Making it Big on the Small Screen
“Okay, let’s go around the room and everyone say their name, year, and one interesting fact about himself.”
I always hated this icebreaker, even more than the personal trait scavenger hunts or the two-truths-and-a-lie game (I always told three lies; the Neil Klatskin Day Camp staff of Tenafly, N.J. thinks that I was a series regular on “ZOOM” in 1999).
And then I got to Harvard, and this game became the worst. I started learning that people had all these incredibly interesting and life-defining accomplishments: spelling bee champion, Broadway starlet, vaccine inventor, all just in my entryway. When the question was thrown back at me, not much came to mind, except...
I produced YouTube videos.
They weren’t good or popular YouTube videos, like the psychology experiment (I didn’t even see the gorilla), lip-syncing midgets, or an “Arrested Development” chicken dance compilation—the functional definition of a good YouTube video. They were sketches and shorts I did with friends or for my high school administration that piqued my interest enough to study film at a university.
And now here I am at college, and I, along with a relatively small number of individuals, decided to dedicate 6/7 of my week to writing, directing, editing, and producing YouTube videos. I’ve pledged every ounce of free time I have to an art form that has a 15-minute time limit, allows you to choose your video quality, and regularly puts advertisements for real-life movies ahead of my own. Day after day, I am bested by children getting punched in the face, news anchors cursing on air, and reality TV stars...also getting punched in the face.
Sure, YouTube has its downsides. The interface is so interactive that it’s hard to retain people. You can get someone to click on your link, but the drop-off is quick when there’s so much content in one place. No matter how many hours I put into producing something, I always lose to boobs. If a video has boobs as its screenshot and it’s in the related video section, it’s getting clicked. You can’t beat boobs on YouTube. And of course, there are the comments. As hurtful and profane as they may be, YouTube comments might be some of the funniest, bluntest critiques you’ll ever read. The lurkers who comment on YouTube videos can get pretty real. “Those are eight minutes of my life that I will never have back.” Too real, sometimes.
But YouTube is also a great vehicle for aspiring filmmakers. It’s accessible—clicking on YouTube links has become second nature. There’s anonymity in the hyperlink that can lead to someone sticking around who otherwise might not have clicked. There’s an audience of almost 500 million people who may just stumble upon your work. Great content is also mixed in with mind-numbing sneezing panda videos. To anyone who says otherwise, I argue that some of the best movies ever made are on YouTube. You just need to watch them in 13 or 14 parts.

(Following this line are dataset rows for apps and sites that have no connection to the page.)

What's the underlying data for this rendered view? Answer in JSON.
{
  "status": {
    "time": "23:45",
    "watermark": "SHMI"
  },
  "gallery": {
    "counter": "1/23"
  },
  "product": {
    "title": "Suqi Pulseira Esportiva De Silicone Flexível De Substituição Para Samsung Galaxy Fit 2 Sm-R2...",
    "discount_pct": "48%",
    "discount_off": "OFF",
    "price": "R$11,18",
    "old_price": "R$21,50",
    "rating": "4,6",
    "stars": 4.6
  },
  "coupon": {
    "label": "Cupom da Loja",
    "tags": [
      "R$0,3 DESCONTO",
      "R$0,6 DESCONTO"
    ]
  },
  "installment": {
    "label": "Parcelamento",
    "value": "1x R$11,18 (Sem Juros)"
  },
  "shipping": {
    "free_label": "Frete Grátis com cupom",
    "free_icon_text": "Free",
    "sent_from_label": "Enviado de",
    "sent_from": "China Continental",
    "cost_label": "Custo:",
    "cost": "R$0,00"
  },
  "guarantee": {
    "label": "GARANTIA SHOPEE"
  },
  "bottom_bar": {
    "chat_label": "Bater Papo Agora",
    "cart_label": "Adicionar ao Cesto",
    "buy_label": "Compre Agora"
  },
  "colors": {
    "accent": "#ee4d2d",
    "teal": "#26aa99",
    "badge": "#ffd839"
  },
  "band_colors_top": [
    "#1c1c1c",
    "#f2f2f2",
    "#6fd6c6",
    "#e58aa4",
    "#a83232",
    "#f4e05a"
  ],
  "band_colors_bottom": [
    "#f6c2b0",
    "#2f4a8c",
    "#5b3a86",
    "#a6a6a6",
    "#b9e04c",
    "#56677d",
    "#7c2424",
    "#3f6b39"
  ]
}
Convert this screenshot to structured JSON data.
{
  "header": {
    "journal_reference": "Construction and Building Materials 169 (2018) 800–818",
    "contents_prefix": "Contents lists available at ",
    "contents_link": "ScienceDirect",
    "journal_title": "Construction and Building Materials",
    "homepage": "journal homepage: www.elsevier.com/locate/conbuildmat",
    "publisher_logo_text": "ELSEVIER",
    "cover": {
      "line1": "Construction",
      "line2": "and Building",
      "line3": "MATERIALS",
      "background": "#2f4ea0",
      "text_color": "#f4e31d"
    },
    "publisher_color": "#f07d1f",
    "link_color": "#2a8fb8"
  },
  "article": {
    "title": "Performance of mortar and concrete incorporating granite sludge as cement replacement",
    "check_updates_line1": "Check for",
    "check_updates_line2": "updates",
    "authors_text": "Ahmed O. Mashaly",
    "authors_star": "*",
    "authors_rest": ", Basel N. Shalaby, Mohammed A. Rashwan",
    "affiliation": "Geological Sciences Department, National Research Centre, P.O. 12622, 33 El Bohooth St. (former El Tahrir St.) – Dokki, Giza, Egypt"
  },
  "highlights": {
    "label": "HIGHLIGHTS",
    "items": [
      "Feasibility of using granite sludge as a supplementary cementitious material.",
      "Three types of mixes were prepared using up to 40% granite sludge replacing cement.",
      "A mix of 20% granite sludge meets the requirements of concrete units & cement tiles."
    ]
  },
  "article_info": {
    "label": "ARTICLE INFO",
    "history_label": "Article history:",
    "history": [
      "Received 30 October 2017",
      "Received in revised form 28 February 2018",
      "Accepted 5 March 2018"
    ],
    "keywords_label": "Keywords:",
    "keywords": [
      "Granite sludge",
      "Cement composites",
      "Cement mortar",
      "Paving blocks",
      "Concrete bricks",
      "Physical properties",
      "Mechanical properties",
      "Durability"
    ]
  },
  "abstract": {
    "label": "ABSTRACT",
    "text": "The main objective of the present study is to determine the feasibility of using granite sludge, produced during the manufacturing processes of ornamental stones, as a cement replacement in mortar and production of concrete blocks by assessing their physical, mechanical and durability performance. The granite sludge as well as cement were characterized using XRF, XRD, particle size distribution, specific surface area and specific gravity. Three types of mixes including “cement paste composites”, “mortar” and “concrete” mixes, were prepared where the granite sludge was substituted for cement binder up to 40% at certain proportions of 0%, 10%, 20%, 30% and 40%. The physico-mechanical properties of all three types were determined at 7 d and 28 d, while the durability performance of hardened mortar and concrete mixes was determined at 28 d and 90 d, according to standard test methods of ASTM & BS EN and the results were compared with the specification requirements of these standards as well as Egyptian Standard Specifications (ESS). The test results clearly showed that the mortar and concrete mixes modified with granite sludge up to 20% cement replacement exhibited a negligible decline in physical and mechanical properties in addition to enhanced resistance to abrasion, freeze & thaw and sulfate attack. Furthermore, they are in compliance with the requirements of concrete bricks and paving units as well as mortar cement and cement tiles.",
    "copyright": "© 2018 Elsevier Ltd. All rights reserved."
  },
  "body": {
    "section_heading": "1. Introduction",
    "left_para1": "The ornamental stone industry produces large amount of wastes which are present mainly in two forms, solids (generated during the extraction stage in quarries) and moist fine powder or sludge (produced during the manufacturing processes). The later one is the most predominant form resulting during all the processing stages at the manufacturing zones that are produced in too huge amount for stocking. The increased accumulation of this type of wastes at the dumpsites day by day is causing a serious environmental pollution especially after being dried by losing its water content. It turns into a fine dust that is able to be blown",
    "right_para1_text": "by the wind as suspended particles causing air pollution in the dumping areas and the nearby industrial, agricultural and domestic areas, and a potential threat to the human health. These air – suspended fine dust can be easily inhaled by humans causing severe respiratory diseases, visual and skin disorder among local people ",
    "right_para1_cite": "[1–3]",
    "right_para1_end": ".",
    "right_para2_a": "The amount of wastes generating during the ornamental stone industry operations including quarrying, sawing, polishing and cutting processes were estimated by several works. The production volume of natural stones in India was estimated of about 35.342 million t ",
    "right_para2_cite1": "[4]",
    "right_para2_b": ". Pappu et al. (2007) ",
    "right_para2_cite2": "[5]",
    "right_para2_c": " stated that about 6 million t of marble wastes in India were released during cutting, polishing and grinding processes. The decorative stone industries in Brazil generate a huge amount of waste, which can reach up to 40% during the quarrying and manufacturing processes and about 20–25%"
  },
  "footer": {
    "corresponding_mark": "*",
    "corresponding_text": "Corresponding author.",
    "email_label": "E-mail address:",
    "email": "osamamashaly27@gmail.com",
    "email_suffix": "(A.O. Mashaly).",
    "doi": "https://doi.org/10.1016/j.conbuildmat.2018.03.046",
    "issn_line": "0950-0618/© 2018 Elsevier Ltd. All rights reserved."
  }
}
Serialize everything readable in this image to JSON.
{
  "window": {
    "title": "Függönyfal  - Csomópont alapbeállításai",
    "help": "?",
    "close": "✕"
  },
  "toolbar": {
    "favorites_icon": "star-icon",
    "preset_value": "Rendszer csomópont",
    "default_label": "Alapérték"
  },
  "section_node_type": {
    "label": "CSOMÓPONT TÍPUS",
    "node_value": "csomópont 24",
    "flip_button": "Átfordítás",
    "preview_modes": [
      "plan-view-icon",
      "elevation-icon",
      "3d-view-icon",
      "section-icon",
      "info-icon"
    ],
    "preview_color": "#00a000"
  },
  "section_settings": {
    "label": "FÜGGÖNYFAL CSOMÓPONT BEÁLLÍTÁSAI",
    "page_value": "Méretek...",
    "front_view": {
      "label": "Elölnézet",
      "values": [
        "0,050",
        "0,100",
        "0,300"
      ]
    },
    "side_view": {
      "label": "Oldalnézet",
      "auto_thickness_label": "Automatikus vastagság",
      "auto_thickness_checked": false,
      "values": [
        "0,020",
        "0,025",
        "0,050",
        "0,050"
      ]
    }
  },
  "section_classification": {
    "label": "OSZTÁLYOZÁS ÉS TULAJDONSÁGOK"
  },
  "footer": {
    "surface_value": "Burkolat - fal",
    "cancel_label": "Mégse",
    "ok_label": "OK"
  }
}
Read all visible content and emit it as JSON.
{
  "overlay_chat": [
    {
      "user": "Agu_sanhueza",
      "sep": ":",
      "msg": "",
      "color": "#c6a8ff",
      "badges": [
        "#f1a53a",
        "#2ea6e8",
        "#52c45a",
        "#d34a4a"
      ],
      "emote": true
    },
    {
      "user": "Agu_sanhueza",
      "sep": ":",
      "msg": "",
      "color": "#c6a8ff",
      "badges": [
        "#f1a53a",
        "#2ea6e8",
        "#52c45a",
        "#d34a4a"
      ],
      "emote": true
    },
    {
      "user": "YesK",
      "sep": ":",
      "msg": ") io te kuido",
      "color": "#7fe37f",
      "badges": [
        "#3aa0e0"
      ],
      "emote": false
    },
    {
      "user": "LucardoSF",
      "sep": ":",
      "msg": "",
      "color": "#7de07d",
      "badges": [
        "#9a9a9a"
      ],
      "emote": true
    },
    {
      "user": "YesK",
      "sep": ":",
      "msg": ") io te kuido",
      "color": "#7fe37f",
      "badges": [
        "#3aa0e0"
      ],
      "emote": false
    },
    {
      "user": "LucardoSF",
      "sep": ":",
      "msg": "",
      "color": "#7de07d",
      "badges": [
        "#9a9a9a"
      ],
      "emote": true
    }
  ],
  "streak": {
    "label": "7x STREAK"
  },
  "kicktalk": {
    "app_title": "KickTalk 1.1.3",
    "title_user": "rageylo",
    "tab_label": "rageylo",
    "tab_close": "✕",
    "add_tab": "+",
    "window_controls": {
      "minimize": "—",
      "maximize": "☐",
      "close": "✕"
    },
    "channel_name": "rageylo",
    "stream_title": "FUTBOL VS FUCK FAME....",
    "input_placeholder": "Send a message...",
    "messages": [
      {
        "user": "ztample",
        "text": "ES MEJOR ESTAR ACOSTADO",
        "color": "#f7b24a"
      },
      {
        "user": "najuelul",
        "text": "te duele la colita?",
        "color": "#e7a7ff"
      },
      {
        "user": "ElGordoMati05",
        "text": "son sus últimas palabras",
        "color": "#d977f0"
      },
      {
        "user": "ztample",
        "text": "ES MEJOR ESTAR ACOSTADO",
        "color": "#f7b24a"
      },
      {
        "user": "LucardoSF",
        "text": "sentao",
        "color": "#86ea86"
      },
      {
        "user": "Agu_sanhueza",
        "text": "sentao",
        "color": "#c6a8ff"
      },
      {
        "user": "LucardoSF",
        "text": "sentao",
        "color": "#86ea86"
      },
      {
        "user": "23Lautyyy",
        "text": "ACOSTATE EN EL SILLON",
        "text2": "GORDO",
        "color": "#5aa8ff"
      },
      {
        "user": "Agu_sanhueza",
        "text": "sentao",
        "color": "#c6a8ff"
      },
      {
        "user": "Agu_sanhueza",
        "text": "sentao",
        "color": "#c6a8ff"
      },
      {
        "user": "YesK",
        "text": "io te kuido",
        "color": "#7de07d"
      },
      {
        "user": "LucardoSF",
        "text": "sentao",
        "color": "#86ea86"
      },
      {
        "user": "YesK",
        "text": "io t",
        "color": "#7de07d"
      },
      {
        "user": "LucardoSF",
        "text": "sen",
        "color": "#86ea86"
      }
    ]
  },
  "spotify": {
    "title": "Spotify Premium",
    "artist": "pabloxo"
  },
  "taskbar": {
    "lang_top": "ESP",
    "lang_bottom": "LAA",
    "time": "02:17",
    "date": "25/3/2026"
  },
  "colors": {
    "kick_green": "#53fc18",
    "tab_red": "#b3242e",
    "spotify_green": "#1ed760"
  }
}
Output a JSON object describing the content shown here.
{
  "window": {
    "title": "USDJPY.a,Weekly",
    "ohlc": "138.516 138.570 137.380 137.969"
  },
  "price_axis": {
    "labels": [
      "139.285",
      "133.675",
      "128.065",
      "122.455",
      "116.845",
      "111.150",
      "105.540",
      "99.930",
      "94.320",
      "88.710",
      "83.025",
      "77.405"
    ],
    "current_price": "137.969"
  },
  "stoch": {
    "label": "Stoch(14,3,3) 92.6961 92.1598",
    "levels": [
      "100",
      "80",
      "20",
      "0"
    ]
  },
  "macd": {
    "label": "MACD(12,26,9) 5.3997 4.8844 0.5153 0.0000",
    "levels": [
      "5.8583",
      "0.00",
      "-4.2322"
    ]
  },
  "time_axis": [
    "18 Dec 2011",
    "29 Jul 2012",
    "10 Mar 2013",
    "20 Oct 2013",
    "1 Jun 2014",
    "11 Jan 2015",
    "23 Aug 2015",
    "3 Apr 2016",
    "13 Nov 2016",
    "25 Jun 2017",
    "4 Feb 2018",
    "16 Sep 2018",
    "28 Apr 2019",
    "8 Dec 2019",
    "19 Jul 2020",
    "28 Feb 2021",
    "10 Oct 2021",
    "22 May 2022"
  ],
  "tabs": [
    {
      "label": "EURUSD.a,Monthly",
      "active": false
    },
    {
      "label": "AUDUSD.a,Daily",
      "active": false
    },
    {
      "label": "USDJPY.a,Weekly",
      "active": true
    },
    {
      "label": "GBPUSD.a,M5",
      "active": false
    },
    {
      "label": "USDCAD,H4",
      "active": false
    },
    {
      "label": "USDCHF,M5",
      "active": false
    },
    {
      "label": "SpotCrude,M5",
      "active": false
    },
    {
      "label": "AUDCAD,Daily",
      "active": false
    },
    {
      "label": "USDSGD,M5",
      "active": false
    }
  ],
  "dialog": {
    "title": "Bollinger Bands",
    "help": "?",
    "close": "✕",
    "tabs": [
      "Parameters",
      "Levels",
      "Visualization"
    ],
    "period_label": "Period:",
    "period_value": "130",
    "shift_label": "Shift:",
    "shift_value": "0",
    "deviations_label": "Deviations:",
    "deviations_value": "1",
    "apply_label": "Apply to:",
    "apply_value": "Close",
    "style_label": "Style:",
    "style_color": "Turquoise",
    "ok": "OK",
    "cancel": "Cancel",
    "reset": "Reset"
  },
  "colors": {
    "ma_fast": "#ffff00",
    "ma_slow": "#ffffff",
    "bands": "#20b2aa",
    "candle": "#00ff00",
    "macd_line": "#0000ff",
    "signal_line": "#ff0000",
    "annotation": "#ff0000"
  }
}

I admit, video-streaming websites aren’t as glamorous as, say, a 70-year-old theater or an attractively designed page layout, but when it comes to distributing student-produced content, they do the trick. They’re the simplest means of putting stuff up on the web hassle-free and payment-free. But there’s still a cost—that inevitable association with memes and rick-rolls and a general aura of, well, unserious content.
That sucks. Student filmmaking is one of the most collaborative processes I’ve participated in. Especially at Harvard, where there’s only so many people with the knowledge to share or the enthusiasm for the process. Every actor, writer, and theater director will tell you they have an interest in producing video content, but comparatively we’re a small bunch. That’s because filmmaking is tough.
And nothing better parallels the difficulties of filmmaking than the restrictions presented by YouTube: time constraints, increasingly and unfortunately variable quality of content, and distractions everywhere to prevent a project from being finished. And of course, there is that perpetual, ongoing association with unseriousness. It’s hard to shake. I’ve worked with some fantastic writers, cinematographers, directors, composers and actors whose efforts are too easily lost in the grimy, brainless channels of a website that so perfectly embodies our culture.
You can claim YouTube is just a website for funny gags and attempts at fame (not to say that that would be so bad), but it’s also a great place to get started. And there’s some good stuff out there.
But if I’m producing YouTube videos professionally in five years, here’s written permission to punch me in the face.
—Sean B. Goller ’12 is a Visual and Environmental Studies concentrator in Pforzheimer House. He wants eight minutes of your life back.